Californians for Consumer Privacy is launching a weekly round-up of relevant consumer data privacy news. You may subscribe here.
This week, compromising data privacy is costing major corporations big bucks. Meanwhile, the New York Times gave ethical ad sales a try. And it turns out, the kids are alright – high school students in the Bay Area put together an answer to the digital privacy problems of today. What did they do? They gave consumers more data rights.
It’s time for this week’s Data Privacy Digest:
U.S. regulators are rumored to be discussing imposing a record-setting fine against Facebook for violating the 2011 consent decree with the FTC.
"Record-setting" for privacy violations isn't a high bar, the agency's largest fine for a privacy case was for $100M against Lifelock (part of which go towards consumer refunds), $25M against Google for violation of their 2011 consent decree, and $3.5M against Lenovo for selling laptops pre-loaded with software that compromised security protections in order to deliver ads to consumers.
Google has been fined nearly $57 million by French regulators for violating GDPR by failing to fully disclose to users how their personal information is collected and what happens to it.
Google was also charged for not properly obtaining users’ consent for the purpose of showing them personalized ads, the watchdog agency said.
What happens when you ask 12th graders to write their own federal privacy law?
They give consumers data access rights; they require specific opt-in consent for political, health and other sensitive data; and they double the FTC's annual budget.

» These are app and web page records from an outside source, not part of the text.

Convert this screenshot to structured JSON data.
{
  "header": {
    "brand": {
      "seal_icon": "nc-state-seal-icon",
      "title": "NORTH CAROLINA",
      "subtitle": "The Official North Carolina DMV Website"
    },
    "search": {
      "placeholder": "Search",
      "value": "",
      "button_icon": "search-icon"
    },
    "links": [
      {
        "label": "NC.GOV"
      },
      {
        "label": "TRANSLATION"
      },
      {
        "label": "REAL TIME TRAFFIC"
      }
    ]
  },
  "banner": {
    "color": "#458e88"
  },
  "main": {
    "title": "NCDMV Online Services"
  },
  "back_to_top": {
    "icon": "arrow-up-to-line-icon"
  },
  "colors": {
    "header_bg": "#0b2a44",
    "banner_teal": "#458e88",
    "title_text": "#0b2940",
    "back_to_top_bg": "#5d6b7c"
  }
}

In January, 2019, as part of Global Week at Castilleja School, 12th graders took a four-day workshop called “Tech For Good: Making Digital Innovation More Ethical.” Over the course of the workshop, students studied, discussed and debated the promise, and potential pitfalls, of emerging technologies including facial recognition and digital phenotyping — the use of social media and other non-health data to make health predictions.

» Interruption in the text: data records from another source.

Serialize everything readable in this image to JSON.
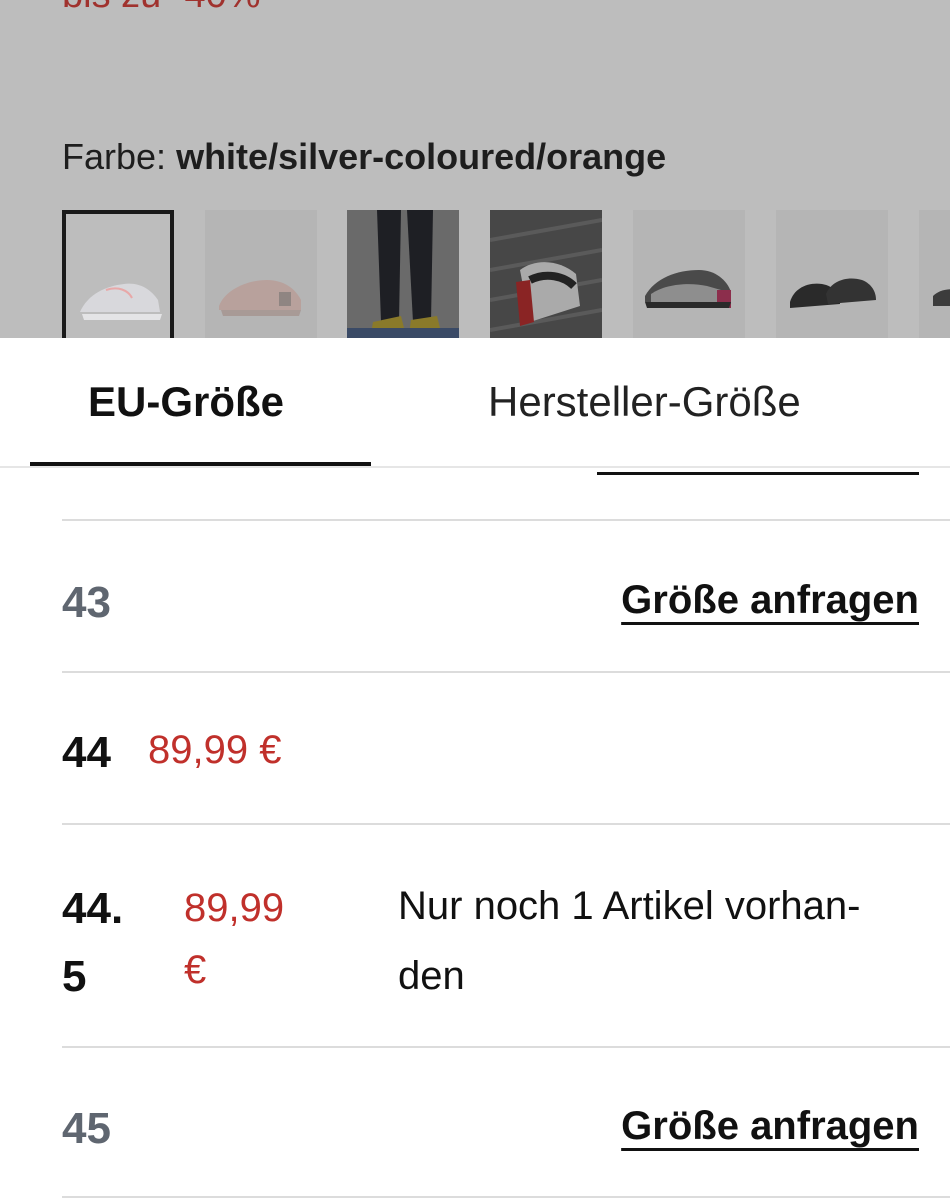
{
  "product": {
    "promo_text": "bis zu -40%",
    "color_label": "Farbe:",
    "color_value": "white/silver-coloured/orange",
    "thumbnails": [
      {
        "icon": "white-sneaker-thumbnail",
        "selected": true
      },
      {
        "icon": "pink-sneaker-thumbnail",
        "selected": false
      },
      {
        "icon": "worn-trousers-thumbnail",
        "selected": false
      },
      {
        "icon": "black-red-sneaker-thumbnail",
        "selected": false
      },
      {
        "icon": "silver-pink-sneaker-thumbnail",
        "selected": false
      },
      {
        "icon": "black-sneaker-thumbnail",
        "selected": false
      },
      {
        "icon": "partial-sneaker-thumbnail",
        "selected": false
      }
    ]
  },
  "size_sheet": {
    "tabs": [
      {
        "label": "EU-Größe",
        "active": true
      },
      {
        "label": "Hersteller-Größe",
        "active": false
      }
    ],
    "rows": [
      {
        "size": "43",
        "available": false,
        "action": "Größe anfragen"
      },
      {
        "size": "44",
        "available": true,
        "price": "89,99 €"
      },
      {
        "size_line1": "44.",
        "size_line2": "5",
        "available": true,
        "price_line1": "89,99",
        "price_line2": "€",
        "stock_line1": "Nur noch 1 Artikel vorhan-",
        "stock_line2": "den"
      },
      {
        "size": "45",
        "available": false,
        "action": "Größe anfragen"
      }
    ]
  },
  "colors": {
    "price_red": "#c0302b",
    "dim_overlay": "#bdbdbd",
    "unavailable_gray": "#5f6670"
  }
}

The result: they decided to allow data collection by default for most consumer personal information. Yet they carved out an exception for data they deemed “sensitive,” including health-related, religious, political or precise location data. They also denied consumers an express private right of action — instead directing the Federal Trade Commission to expand its definition of privacy harms to include predictive analytics, or algorithmic decision-making, that could negatively affect a consumer’s life trajectory.
After GDPR, The New York Times cut off ad exchanges in Europe — and kept growing ad revenue

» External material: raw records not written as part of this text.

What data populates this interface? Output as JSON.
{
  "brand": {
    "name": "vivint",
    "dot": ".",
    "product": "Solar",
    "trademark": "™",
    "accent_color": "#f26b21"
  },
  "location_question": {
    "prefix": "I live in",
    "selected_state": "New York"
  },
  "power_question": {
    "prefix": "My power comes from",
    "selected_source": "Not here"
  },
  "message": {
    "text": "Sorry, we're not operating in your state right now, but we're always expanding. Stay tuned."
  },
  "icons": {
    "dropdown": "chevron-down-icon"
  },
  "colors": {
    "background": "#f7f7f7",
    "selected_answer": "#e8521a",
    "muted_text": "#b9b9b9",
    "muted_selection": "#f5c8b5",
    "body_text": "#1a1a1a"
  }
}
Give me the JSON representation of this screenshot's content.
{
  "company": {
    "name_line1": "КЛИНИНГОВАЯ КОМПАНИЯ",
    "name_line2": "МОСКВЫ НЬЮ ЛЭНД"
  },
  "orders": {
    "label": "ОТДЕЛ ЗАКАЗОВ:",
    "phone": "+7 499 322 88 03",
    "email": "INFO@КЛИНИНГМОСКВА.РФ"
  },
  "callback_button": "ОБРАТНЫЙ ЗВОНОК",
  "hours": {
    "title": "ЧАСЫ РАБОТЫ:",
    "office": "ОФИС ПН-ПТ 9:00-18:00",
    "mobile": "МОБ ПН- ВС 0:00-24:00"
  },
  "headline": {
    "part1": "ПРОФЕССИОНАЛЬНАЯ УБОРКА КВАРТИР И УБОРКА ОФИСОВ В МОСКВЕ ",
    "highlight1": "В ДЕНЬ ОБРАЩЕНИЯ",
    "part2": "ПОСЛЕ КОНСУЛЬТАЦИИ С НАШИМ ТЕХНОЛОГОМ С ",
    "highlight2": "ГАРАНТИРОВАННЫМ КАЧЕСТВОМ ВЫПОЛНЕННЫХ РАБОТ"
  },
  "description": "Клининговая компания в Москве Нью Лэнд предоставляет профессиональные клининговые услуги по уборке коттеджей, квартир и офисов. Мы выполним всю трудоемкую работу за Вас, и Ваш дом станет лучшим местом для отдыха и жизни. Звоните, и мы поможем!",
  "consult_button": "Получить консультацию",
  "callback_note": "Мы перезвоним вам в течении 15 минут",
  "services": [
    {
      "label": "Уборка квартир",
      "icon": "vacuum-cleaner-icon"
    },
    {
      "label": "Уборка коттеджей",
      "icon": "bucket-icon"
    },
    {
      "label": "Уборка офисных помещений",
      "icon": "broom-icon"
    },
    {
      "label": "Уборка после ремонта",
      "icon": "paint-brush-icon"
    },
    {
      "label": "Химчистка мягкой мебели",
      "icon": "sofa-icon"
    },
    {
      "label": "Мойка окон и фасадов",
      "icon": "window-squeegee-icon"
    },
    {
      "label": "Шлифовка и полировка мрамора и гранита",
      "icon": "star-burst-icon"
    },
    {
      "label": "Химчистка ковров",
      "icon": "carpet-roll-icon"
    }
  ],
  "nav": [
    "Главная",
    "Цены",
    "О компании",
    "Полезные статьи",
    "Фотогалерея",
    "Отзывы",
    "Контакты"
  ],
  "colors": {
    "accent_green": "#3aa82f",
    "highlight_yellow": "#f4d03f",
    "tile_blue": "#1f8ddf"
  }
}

To comply with GDPR, the NYT blocked behavioral targeting and open-exchange ad buying in Europe, instead utilizing on contextual and geographic targeting. I.E. Rather than track European user’s behavior to target ads, the NYT opted to target users based on the content of the stories they were reading (i.e car ads shown for auto stories) or where they might be located (for example, based on their IP address).
The result: “We have not been impacted from a revenue standpoint, and, on the contrary, our digital advertising business continues to grow nicely.”
Specifically, contrary to the rhetoric, behavioral tracking is not the only way to make money on the Internet. Traditional direct-sold ads based on context of the stories and information the user reveals during that session is often sufficient for monetizing much of the content on the internet.
About Californians for Consumer Privacy
Californians for Consumer Privacy sponsored the California Consumer Privacy Act ballot referendum signed by 629,000 Californians to qualify for the November ballot. After the initiative qualified, the California State Legislature passed groundbreaking consumer privacy legislation in June, which was signed into law by California Governor Jerry Brown.
Californians for Consumer Privacy is dedicated to protecting and expanding privacy rights for consumers.